Halogen bonding has emerged as a promising tool in two-dimensional (2D) crystal engineering. Since halogen bonds are similar to hydrogen bonds in a number of aspects, the existing knowledge of hydrogen bonded systems can be applied to halogenated systems. Here we evaluate the applicability of a retrosynthetic approach based on topological similarity between hydrogen and halogen bonds to obtain predictable halogen bonded networks. The self-assembly of 1,3-dibromo-5-alkoxybenzene derivatives was studied in analogy with well-explored alkoxy isophthalic acids using a combination of experimental and theoretical tools. Scanning tunneling microscopy (STM) characterization of the networks formed at the liquid–graphite interface revealed that while the retrosynthetic approach works at the level of small clusters of molecules within the 2D network, the overall structure of the network deviates from the anticipated structure. The monolayers consist of fractured rows of halogen-bonded modules instead of the expected continuous lamellar structure. Each module consists of a discrete number of halogen-bonded molecules. The interactions responsible for the stabilization of halogen bonded dimers are delineated through detailed density functional theory (DFT) calculations coupled with natural bonding orbitals (NBO) and perturbation analysis. A modified force field that includes an extra charged site to imitate the σ hole on the halogen atom was developed and applied to extract total potential energies of the anticipated and observed networks. Plausible reasons for the deviation from the anticipated structure are discussed. Finally, a modified molecular design that allows successful application of the hydrogen bond–halogen bond analogy was tested experimentally.

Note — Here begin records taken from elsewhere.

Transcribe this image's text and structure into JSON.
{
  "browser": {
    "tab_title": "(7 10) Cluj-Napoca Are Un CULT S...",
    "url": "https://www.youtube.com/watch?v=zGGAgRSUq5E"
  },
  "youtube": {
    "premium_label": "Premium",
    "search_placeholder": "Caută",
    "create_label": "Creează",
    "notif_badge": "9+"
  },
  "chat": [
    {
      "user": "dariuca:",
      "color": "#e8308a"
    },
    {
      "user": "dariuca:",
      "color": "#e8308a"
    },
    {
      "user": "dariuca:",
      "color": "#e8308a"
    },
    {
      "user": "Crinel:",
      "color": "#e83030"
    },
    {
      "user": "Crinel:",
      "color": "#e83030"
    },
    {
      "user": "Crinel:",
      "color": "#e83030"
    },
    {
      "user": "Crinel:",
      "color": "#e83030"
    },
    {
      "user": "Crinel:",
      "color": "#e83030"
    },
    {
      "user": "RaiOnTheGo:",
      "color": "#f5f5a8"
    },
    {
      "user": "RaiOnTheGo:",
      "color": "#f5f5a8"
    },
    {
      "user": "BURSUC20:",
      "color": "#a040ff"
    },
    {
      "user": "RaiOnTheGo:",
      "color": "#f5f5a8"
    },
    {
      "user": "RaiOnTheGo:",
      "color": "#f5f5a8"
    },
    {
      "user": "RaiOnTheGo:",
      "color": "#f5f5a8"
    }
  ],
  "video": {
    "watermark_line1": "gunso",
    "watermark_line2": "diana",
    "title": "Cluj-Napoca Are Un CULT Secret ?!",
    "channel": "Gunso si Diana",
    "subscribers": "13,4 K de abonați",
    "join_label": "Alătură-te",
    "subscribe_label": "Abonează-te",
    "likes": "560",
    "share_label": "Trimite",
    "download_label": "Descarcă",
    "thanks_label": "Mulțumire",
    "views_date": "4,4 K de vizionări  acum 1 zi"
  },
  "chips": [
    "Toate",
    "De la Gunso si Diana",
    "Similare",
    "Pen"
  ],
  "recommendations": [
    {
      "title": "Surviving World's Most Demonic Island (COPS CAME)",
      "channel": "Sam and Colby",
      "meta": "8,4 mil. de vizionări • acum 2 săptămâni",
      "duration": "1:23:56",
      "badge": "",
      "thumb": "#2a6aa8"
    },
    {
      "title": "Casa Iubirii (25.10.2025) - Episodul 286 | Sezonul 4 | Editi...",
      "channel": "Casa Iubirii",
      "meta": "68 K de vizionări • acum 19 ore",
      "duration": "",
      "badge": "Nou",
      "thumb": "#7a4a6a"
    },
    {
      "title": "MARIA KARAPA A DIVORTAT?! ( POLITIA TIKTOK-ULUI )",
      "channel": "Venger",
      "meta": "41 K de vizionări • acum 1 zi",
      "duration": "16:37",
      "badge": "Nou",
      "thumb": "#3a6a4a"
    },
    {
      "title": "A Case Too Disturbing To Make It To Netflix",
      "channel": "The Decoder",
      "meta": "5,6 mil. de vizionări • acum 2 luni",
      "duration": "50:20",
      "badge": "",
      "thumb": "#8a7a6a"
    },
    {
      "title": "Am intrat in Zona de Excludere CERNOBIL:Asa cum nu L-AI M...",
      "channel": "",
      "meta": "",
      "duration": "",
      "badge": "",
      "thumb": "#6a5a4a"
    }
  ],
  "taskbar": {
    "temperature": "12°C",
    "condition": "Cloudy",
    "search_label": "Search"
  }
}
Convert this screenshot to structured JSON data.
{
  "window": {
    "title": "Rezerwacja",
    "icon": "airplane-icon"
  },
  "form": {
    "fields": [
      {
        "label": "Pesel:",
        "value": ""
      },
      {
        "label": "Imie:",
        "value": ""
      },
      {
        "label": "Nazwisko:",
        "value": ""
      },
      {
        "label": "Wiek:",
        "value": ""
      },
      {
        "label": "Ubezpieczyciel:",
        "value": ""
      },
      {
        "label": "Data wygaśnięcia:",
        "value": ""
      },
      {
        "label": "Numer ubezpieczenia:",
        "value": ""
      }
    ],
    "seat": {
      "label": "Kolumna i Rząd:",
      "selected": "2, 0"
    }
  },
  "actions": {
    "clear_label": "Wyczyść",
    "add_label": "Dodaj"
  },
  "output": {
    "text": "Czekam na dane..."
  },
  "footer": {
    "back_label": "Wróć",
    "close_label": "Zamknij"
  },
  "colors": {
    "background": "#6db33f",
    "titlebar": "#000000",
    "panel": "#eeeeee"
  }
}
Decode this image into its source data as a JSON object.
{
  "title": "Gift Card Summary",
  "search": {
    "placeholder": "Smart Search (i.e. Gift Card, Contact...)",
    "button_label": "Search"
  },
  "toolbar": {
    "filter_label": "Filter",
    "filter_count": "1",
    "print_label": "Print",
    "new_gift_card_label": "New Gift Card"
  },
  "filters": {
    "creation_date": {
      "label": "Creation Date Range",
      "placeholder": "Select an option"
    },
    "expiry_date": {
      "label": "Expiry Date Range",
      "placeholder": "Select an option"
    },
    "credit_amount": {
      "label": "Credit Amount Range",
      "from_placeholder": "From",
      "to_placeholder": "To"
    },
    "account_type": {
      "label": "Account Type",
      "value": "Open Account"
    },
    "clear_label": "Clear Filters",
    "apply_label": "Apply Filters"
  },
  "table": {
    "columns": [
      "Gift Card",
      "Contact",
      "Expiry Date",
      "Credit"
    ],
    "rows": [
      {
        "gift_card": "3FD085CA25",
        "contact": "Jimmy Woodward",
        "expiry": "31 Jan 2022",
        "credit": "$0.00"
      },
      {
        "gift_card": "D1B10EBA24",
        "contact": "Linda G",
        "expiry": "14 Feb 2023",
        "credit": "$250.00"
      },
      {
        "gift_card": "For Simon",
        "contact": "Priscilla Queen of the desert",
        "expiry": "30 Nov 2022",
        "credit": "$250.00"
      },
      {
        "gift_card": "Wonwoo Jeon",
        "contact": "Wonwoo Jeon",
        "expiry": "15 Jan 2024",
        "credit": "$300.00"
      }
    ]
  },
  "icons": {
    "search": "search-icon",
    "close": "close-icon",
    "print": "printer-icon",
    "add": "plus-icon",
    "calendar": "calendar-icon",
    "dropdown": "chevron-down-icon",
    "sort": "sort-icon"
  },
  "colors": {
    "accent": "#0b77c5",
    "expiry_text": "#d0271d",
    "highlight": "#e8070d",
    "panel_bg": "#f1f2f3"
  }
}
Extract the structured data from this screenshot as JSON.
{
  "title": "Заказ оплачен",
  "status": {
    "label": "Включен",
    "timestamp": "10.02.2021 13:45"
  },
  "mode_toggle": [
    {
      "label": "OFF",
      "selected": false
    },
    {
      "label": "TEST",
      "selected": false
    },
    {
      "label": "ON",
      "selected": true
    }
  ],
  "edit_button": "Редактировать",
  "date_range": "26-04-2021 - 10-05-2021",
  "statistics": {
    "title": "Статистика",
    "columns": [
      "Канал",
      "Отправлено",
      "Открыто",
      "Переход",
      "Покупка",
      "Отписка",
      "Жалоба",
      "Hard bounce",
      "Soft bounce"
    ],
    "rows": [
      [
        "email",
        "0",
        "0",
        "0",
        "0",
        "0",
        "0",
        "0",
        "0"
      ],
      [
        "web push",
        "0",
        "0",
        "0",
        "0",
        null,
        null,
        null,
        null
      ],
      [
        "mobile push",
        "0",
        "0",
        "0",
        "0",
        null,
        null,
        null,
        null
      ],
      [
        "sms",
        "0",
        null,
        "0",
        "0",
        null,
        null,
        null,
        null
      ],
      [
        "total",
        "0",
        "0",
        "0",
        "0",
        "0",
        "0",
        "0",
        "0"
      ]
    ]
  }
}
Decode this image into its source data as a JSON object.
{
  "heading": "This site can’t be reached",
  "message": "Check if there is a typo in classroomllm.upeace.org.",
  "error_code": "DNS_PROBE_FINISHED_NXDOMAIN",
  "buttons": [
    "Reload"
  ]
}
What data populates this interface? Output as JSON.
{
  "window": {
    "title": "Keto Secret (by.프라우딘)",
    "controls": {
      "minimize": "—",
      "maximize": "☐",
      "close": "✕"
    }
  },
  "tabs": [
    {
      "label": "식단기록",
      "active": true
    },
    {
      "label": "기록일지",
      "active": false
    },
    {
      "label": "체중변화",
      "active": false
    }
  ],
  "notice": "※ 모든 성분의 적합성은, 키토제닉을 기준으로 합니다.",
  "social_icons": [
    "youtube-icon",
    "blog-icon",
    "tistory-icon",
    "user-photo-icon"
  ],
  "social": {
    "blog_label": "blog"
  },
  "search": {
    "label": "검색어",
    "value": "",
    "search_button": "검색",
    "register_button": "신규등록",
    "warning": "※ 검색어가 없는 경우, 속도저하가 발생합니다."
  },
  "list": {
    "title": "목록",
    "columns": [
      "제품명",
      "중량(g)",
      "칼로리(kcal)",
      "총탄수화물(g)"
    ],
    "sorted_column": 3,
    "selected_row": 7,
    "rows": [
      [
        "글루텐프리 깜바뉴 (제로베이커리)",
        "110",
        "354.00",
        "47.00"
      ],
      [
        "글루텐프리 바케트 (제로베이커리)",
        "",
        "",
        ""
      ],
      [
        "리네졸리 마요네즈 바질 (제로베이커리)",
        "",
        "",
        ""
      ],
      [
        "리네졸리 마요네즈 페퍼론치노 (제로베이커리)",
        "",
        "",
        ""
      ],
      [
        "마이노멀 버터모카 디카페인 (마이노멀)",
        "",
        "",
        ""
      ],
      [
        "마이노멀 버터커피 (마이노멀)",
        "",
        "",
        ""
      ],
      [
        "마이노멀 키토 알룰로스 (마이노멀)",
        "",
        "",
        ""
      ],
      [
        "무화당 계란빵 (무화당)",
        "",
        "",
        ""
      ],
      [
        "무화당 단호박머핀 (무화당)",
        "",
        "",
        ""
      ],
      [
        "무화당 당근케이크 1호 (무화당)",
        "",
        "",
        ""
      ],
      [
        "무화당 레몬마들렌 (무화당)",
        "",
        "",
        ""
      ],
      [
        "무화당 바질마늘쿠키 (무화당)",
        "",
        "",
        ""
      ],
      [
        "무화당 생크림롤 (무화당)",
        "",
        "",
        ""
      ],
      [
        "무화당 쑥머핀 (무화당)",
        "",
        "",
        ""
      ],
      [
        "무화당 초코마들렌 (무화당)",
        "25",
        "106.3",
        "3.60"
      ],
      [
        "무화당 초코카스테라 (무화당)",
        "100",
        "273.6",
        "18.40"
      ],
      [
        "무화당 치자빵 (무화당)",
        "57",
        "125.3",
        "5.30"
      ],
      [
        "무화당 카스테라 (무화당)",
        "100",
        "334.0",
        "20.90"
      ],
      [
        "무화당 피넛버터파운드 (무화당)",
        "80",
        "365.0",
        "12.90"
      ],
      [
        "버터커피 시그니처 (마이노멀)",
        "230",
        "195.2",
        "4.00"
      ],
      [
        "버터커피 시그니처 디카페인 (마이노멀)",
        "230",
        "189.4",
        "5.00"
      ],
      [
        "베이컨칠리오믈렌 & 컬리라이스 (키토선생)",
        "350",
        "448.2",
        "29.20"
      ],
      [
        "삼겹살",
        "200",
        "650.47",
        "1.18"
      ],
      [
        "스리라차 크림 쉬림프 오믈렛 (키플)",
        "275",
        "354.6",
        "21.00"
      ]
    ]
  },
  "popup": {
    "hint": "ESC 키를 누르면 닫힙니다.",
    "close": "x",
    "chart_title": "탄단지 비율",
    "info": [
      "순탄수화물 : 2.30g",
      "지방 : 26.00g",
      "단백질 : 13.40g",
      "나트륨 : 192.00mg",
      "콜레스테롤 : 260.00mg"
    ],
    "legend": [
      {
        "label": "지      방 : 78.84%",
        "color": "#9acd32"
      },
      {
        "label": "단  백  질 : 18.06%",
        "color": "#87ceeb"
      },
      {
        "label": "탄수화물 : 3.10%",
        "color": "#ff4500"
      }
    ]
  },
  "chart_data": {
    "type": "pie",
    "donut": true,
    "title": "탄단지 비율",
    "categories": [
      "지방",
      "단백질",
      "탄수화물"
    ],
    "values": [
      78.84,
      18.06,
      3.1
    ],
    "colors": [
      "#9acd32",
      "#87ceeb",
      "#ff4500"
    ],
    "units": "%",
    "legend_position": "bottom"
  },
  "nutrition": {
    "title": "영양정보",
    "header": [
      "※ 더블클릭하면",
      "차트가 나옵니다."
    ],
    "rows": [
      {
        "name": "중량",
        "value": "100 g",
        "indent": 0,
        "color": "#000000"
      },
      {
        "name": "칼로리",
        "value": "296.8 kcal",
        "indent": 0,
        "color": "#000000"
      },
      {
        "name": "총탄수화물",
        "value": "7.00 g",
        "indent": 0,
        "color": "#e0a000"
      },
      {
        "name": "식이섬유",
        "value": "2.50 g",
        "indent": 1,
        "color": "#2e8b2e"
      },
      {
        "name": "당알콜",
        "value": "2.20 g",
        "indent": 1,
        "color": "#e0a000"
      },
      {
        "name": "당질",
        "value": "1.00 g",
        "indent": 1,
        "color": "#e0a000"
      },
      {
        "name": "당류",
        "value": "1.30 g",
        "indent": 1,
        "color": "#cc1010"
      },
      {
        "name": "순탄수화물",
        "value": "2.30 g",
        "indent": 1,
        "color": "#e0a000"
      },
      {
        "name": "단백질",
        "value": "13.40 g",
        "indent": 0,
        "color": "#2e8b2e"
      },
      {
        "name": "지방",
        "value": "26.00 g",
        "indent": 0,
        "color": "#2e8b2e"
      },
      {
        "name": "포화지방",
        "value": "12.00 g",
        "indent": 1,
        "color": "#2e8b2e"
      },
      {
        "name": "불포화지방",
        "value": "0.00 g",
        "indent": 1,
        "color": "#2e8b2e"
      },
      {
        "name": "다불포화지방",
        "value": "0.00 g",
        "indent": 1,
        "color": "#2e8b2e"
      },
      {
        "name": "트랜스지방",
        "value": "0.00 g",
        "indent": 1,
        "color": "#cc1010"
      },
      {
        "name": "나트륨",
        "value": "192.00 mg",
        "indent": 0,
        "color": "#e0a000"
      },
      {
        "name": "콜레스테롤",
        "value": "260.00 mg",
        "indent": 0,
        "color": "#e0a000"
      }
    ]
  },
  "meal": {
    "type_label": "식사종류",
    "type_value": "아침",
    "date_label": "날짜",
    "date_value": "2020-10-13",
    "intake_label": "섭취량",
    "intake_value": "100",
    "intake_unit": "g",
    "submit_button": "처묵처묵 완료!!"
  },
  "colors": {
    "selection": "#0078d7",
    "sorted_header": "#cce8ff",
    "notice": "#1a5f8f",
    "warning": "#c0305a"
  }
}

- This article is part of the themed collection: 1st International Conference on Noncovalent Interactions